1There sure enough are far more sophisticated algorithms around nowadays, e.g. Synful; but then these require you to specify much more information than you'd normally put in a score.

2Unfortunately, more and more composers do go this route now. I am very unhappy with most of the results, but what can I do.

If you want to write 'correct' music (mind the 's) you should take lessons for theory, harmony and then composition (keep in mind that it would take years).

If you don't really care if your music is 'correct' by the standards of classical/jazz/atonal/whatever music, you should continue doing what you are already doing. Write what you think sounds good, then play it back (you can use a program like Finale SongWriter to do that) and then change whatever is necessary.

The most 'safe' way to do it though is to take lessons and practice a lot lot lot lot lot

Εdit: Also, a problem that you might encounter is this: You might find something you like that is only a part of a song and you won't know how to continue the song. That happens to quite a few people.

The only thing to do here is keep practicing songs that are complete (by other artists) and after some time, it would come natural to you (how to continue the song).

• Thanks for the response. Unfortunately, I don't have the funds to find a teacher. Are there any online, free resources that can get me started at least? – user8590 Nov 26 '13 at 18:58
• If you do not have a theory backing you will hear it is wrong but have no way of getting it right. – Neil Meyer Nov 27 '13 at 12:10

You can usually find other people's arrangements of music online. Once you've become familiar with basic music theory, you can analyze these arrangements to learn the chord progressions and most important motifs from the source songs to inform how you create your new arrangement.

I think, knowing some theory may save you from re-inventing the wheel. Learning theory may fasten your progress, but, as leftaroundabout says, working with your band will make the real music sound better. But also theory is a little bit like a computer program: the one is made by second-, the other by third-class musicians.
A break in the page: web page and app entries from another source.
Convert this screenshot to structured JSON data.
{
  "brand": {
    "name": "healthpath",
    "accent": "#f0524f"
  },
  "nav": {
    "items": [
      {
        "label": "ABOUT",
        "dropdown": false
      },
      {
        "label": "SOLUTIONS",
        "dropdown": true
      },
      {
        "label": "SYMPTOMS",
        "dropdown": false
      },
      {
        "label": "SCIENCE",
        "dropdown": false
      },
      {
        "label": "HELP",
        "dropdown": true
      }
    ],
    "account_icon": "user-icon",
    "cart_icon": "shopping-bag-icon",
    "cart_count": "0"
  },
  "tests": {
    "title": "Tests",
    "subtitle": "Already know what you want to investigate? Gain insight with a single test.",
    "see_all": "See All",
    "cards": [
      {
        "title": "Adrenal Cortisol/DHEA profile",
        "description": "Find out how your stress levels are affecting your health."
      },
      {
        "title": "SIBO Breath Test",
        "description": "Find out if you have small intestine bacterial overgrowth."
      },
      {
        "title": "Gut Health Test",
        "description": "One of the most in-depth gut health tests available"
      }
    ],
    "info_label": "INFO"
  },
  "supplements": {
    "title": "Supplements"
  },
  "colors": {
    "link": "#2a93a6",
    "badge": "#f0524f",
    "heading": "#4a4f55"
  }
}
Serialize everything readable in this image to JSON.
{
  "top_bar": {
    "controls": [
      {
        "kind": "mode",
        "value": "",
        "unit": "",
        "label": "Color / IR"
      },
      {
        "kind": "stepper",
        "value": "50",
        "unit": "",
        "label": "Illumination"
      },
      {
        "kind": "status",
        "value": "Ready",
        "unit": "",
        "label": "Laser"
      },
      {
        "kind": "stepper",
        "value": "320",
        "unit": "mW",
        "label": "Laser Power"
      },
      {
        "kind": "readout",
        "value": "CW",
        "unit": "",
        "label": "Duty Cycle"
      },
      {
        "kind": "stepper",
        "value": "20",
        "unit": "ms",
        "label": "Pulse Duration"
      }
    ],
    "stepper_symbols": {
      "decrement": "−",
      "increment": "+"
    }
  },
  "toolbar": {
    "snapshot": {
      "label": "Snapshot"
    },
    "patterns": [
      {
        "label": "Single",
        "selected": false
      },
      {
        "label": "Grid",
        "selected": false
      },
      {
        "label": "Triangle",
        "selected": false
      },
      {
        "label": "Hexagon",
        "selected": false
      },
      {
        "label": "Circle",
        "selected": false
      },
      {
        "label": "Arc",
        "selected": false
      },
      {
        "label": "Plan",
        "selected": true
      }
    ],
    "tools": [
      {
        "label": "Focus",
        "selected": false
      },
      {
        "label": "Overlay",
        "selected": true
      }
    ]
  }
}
If you are able to develop a good sense for the relation between the sounds of MuseScore and your band, then the difference to using a piano for composing will be marginal.
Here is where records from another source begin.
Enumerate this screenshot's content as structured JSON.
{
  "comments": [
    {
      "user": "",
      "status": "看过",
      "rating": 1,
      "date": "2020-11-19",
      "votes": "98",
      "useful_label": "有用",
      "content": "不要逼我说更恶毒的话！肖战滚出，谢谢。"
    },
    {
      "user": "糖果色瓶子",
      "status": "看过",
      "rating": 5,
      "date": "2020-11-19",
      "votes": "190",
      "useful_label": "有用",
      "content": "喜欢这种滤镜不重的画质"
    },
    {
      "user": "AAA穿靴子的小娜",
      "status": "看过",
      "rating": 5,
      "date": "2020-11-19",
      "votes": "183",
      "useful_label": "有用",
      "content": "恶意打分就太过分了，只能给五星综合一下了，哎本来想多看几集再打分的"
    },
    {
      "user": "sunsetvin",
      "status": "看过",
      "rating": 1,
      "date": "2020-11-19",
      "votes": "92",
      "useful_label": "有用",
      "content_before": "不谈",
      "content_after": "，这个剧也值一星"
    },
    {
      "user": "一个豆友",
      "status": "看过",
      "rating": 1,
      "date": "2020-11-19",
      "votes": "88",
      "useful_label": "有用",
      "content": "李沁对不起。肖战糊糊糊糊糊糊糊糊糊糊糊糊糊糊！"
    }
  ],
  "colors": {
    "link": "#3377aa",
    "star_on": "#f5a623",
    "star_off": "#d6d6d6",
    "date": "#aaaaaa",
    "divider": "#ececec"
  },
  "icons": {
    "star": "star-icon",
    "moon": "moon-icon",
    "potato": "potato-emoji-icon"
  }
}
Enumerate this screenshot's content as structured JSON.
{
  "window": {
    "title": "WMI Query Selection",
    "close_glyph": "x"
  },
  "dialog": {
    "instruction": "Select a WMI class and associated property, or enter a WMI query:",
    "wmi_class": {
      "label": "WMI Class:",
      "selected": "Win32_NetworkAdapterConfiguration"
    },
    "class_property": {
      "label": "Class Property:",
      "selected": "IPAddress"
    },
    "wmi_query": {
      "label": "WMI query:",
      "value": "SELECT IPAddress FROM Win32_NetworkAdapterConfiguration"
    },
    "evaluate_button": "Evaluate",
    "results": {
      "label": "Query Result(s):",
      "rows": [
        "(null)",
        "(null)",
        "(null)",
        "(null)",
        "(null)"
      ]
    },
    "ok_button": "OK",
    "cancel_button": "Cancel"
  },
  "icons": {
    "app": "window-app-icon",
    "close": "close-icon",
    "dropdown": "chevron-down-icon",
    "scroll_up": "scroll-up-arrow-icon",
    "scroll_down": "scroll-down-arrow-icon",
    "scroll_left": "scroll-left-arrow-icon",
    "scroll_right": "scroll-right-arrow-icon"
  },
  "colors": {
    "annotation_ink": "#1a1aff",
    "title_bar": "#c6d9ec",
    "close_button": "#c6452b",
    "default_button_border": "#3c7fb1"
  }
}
All that music theory endeavors to teach people is how to write and or arrange music that sounds good. Theory is not in the business of making up and enforcing arbitrary rules just to spite musicians.

It is only a collection rules that musicians have discovered over the years and centuries that leads to good sounding music. People often see theory as just a painful thing you have to do for a diploma. Which is a pity.

People do not want to hear it because theory is a painful and long exercise but if you want to get really good at arrangements theory is a must.

• 'good sounding music' is way wrong. Imagine what classical composers did when they first heard blues. THAT music was wrong in their theory, sounded way wrong, but it has become one of the most common music styles in our time, and also lead to other music styles. – Shevliaskovic Nov 27 '13 at 13:06